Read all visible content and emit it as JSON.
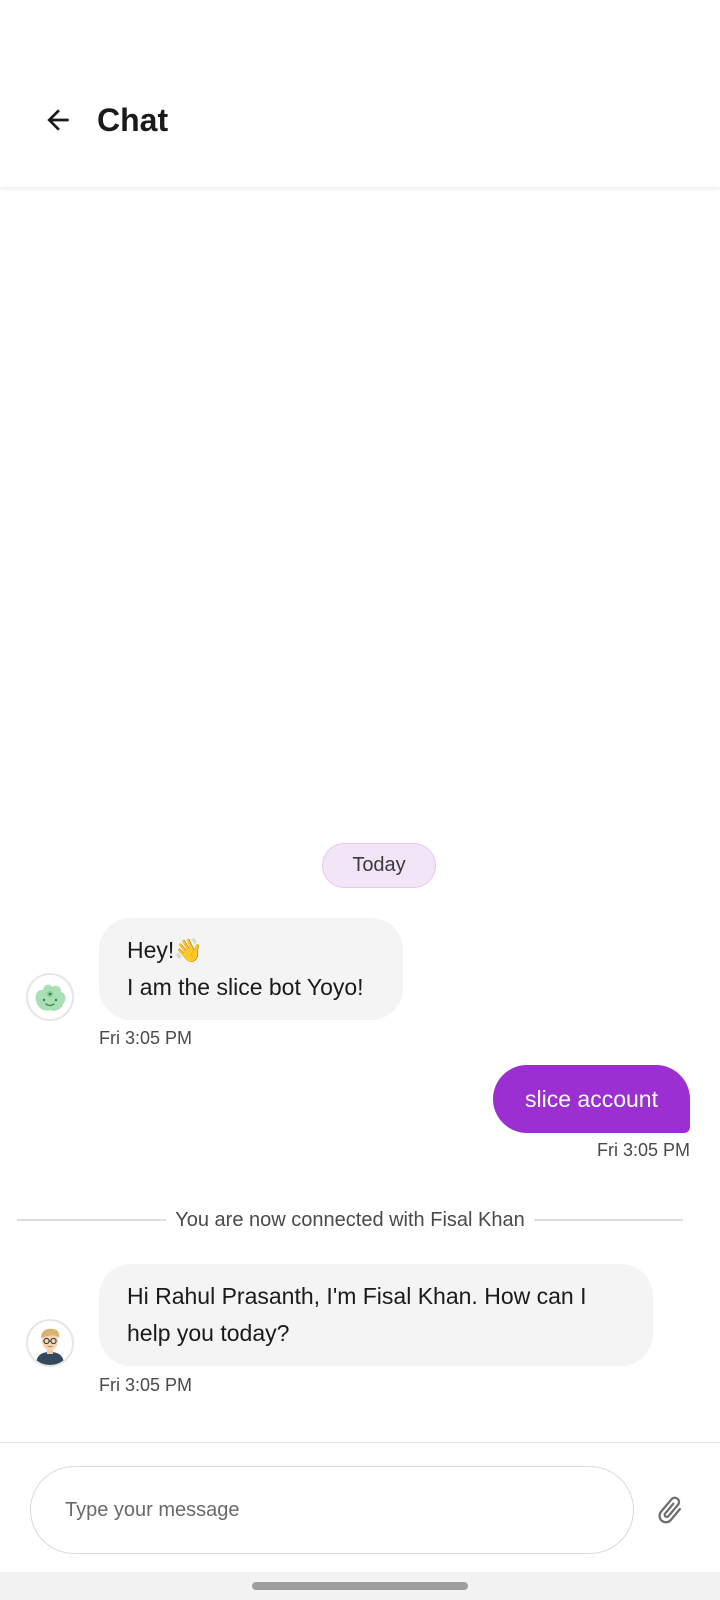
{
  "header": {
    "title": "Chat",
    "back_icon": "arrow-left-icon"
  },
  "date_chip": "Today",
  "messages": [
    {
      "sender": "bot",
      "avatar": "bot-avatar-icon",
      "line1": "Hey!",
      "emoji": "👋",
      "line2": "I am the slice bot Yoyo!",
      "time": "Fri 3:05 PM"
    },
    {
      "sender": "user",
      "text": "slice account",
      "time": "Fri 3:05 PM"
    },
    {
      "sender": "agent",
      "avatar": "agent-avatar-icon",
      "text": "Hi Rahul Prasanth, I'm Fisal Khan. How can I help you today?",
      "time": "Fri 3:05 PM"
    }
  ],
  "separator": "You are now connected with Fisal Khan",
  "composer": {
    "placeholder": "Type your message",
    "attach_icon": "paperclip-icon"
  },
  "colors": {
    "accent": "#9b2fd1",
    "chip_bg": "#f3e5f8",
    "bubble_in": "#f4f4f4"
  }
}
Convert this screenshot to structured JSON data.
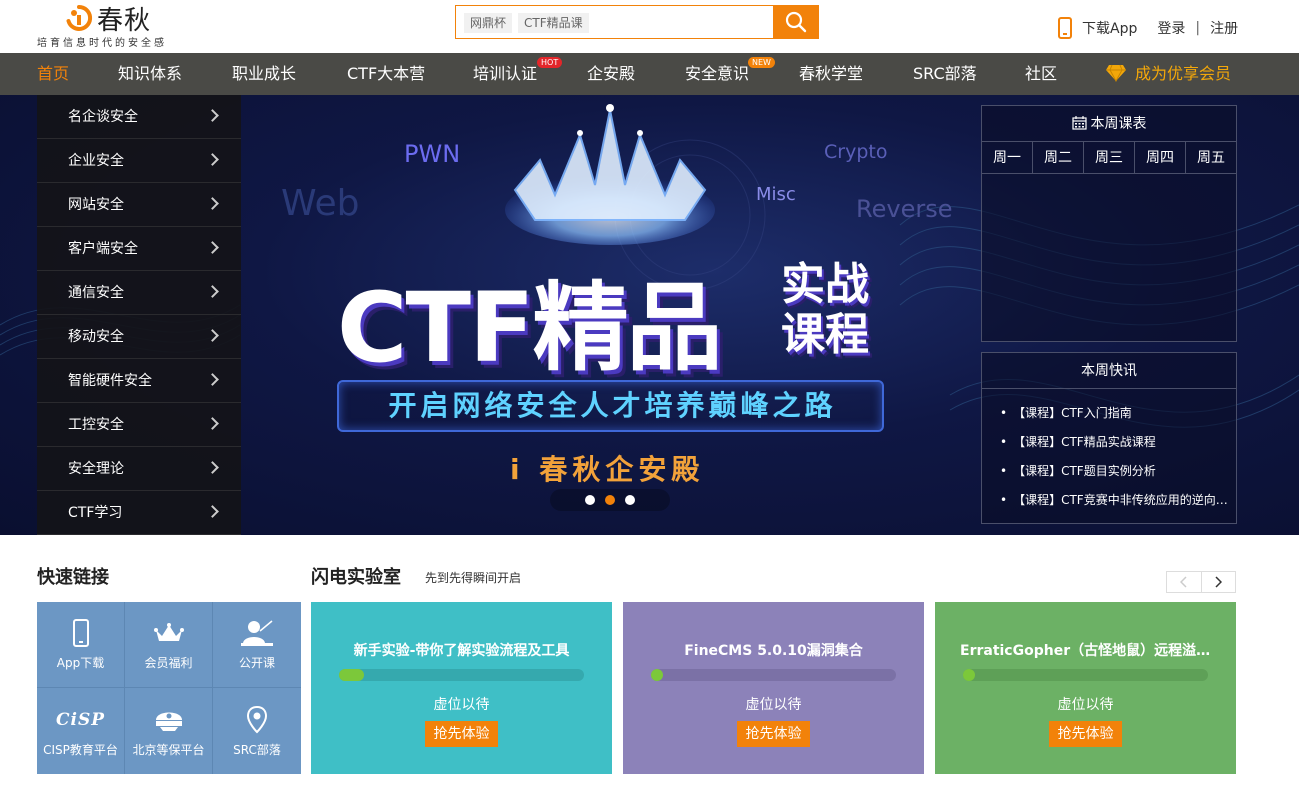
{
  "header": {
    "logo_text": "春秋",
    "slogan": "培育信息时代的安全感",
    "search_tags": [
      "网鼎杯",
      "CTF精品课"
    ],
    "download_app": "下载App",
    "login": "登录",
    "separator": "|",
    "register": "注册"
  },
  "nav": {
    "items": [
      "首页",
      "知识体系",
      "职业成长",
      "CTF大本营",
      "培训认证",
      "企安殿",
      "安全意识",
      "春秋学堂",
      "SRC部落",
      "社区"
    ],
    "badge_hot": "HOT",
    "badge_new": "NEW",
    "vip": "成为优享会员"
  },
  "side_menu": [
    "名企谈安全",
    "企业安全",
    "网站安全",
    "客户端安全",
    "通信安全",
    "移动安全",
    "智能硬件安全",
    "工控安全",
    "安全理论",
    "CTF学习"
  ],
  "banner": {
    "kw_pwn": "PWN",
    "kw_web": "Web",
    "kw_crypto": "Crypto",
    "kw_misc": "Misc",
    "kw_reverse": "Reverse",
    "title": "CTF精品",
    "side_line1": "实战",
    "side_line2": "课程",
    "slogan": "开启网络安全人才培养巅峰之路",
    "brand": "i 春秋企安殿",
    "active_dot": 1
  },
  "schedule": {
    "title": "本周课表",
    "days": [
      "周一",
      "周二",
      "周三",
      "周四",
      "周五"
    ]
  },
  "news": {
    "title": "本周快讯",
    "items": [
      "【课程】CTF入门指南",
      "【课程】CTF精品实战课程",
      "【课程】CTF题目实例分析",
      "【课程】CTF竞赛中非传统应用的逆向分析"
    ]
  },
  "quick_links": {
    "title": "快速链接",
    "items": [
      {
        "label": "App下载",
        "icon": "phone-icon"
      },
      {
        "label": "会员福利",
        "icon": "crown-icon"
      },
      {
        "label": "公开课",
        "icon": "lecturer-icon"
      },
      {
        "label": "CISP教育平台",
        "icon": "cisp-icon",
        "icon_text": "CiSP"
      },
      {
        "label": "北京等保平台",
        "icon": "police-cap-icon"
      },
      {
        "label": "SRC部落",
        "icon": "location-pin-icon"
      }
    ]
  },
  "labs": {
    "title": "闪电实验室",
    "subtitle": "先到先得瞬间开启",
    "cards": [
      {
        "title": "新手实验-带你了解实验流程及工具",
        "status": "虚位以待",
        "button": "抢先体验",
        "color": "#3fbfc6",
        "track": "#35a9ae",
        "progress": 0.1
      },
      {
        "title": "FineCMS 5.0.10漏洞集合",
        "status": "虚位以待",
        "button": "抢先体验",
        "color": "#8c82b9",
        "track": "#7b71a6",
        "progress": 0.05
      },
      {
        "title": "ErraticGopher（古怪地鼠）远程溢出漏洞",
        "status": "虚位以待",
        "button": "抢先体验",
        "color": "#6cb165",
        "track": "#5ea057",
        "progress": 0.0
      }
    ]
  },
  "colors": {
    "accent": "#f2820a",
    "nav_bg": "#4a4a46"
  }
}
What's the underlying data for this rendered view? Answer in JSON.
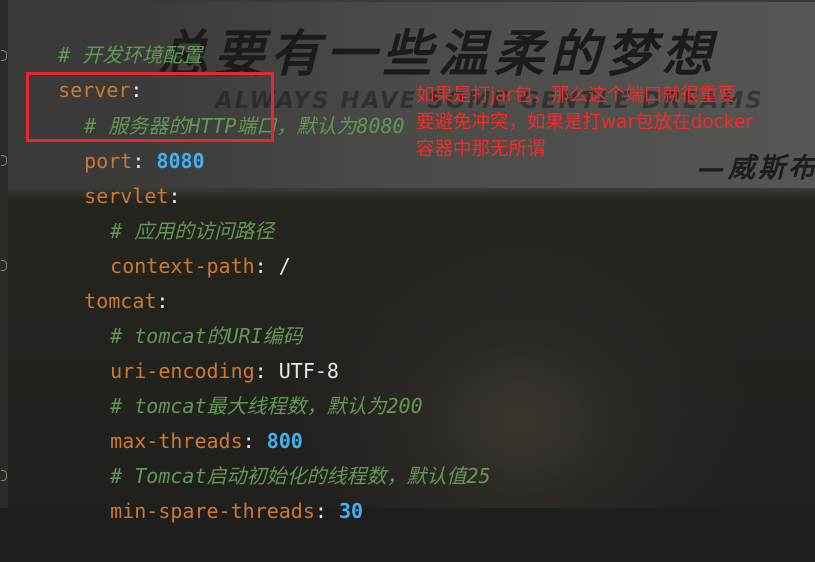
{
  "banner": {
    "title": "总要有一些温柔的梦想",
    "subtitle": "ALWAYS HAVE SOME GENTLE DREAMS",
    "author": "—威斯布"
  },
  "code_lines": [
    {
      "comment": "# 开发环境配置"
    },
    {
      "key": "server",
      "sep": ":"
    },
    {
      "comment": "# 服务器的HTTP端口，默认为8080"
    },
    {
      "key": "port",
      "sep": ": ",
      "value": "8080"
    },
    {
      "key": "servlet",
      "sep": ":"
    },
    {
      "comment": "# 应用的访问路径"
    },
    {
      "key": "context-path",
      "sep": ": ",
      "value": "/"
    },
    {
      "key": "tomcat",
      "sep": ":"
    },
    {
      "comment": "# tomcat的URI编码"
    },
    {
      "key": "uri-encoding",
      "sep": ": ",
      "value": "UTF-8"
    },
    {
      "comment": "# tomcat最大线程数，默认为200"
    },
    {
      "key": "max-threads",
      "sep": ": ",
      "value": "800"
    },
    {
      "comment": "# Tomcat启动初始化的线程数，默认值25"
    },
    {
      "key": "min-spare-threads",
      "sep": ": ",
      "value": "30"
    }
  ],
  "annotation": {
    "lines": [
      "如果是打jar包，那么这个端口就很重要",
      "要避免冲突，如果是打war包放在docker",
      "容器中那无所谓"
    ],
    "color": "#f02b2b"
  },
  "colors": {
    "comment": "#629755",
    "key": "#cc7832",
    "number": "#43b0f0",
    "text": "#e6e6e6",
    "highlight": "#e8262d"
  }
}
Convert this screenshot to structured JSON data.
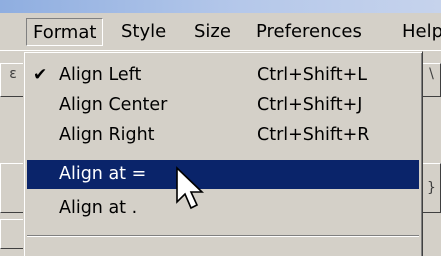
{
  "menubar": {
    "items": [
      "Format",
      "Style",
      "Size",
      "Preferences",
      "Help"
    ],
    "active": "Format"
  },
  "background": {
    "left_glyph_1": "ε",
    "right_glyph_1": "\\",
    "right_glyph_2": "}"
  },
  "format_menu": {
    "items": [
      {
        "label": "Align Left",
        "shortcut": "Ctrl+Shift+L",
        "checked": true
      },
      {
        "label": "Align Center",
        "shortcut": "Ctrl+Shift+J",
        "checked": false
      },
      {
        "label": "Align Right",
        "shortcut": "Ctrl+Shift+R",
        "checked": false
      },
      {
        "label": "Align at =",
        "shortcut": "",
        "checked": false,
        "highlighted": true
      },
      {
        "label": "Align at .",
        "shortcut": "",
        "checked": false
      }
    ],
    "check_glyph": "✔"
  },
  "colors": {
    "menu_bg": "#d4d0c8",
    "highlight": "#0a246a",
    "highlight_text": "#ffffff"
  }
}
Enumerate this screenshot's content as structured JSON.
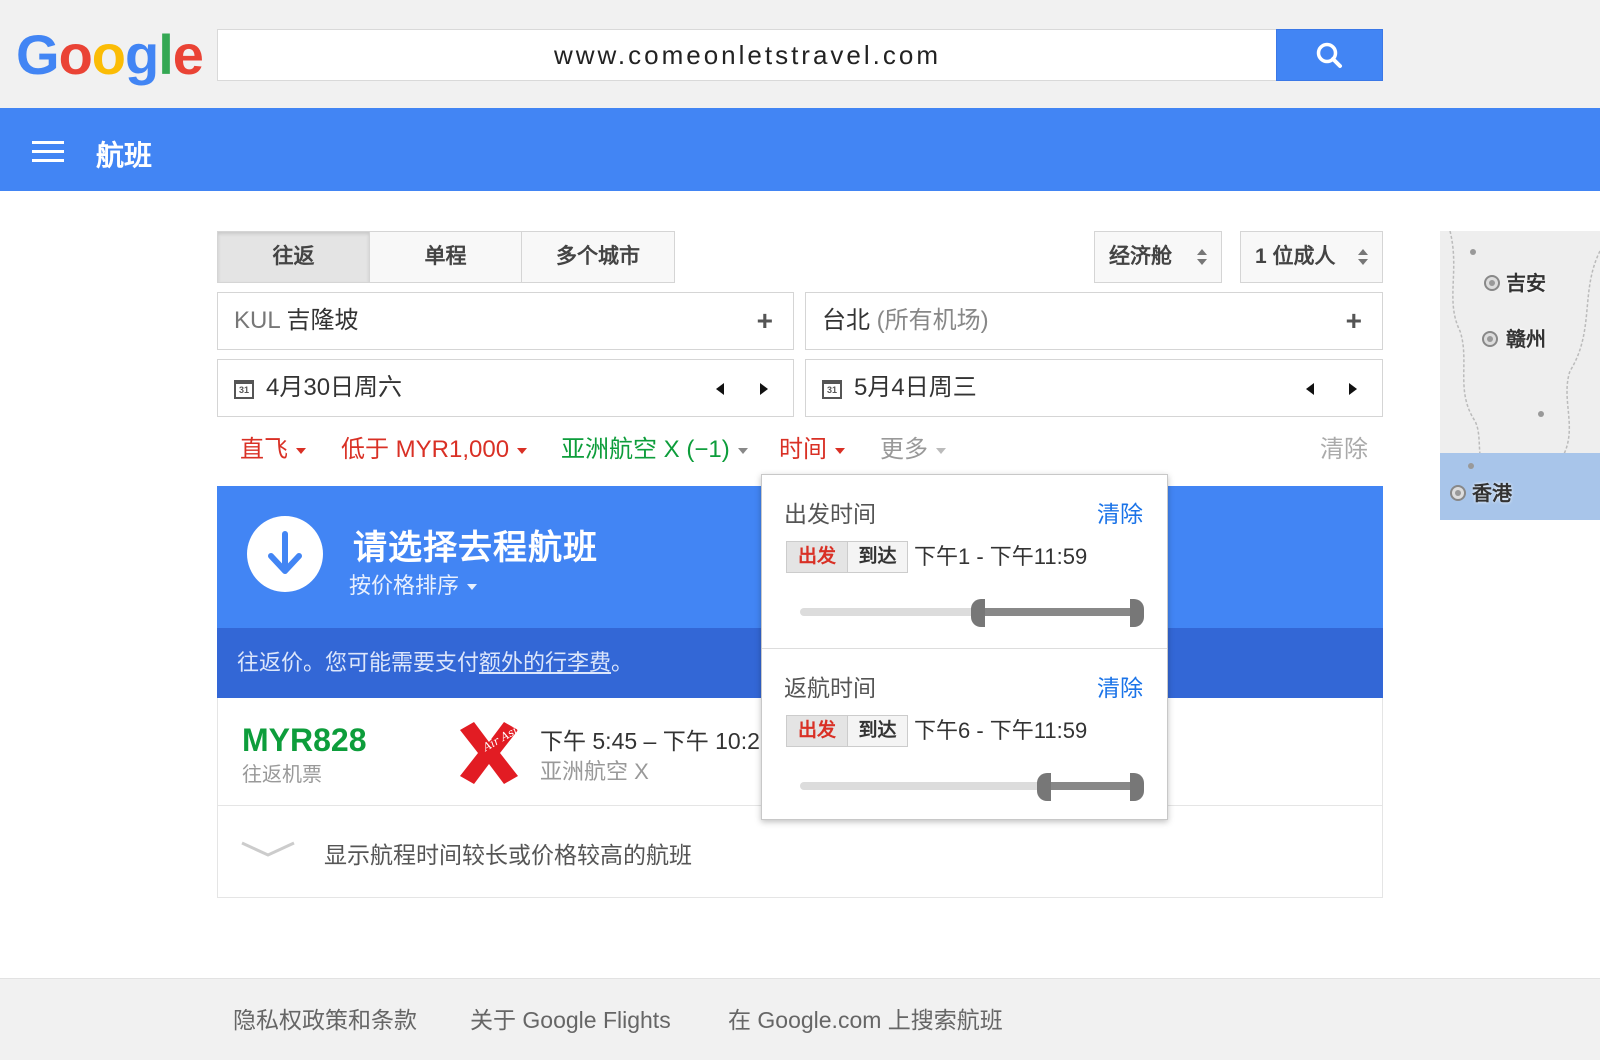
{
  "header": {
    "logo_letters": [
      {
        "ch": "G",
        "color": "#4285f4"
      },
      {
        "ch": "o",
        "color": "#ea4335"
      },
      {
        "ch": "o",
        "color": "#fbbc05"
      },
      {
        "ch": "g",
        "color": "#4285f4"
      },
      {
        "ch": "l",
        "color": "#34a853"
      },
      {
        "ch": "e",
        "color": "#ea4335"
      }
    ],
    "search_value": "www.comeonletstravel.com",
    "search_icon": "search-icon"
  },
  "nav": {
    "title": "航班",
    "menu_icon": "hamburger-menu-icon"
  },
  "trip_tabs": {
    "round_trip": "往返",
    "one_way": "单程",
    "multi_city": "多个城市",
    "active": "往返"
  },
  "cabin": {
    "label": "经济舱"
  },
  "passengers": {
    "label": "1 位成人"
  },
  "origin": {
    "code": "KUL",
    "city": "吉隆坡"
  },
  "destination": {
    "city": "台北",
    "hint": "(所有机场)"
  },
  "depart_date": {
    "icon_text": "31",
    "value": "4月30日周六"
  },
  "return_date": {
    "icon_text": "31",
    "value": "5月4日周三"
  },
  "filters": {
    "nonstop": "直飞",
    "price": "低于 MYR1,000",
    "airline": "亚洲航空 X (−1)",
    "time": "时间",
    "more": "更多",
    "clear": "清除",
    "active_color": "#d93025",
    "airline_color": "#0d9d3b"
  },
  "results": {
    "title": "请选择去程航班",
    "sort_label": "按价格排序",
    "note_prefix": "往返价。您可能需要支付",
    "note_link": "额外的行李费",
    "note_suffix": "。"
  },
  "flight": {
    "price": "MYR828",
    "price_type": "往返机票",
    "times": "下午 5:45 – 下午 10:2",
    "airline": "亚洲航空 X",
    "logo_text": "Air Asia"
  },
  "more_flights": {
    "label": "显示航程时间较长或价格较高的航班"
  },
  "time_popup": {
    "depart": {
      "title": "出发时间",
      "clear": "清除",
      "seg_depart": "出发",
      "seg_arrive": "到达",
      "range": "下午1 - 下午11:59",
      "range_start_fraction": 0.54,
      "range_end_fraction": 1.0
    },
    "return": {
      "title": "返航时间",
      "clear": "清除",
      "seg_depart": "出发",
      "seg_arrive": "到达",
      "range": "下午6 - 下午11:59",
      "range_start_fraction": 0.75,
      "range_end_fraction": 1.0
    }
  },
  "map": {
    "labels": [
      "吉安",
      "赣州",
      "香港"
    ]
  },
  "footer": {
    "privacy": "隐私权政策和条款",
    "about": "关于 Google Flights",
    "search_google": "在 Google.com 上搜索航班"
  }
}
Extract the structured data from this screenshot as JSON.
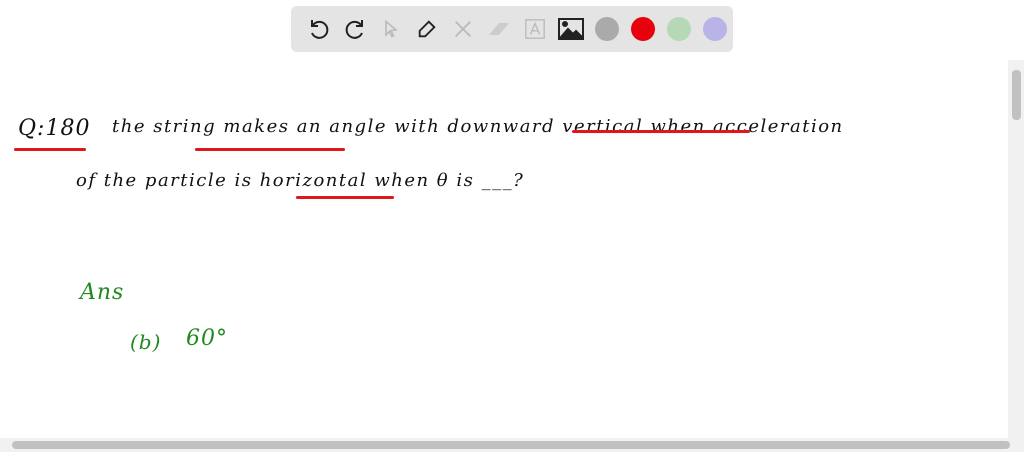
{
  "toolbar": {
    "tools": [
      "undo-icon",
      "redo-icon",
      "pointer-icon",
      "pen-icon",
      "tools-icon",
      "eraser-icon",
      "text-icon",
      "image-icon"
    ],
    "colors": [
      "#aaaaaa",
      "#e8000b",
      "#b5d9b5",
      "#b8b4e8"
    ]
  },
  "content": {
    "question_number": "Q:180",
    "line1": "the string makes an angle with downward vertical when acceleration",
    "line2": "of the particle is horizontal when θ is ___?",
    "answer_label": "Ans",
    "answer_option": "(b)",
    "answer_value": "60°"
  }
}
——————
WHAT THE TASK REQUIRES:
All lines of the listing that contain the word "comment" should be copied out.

COMPLETED EXERCISE:
      "comment": "# 开发环境配置"
      "comment": "# 服务器的HTTP端口，默认为8080"
      "comment": "# 应用的访问路径"
      "comment": "# tomcat的URI编码"
      "comment": "# tomcat最大线程数，默认为200"
      "comment": "# Tomcat启动初始化的线程数，默认值25"
    "comment": "#629755",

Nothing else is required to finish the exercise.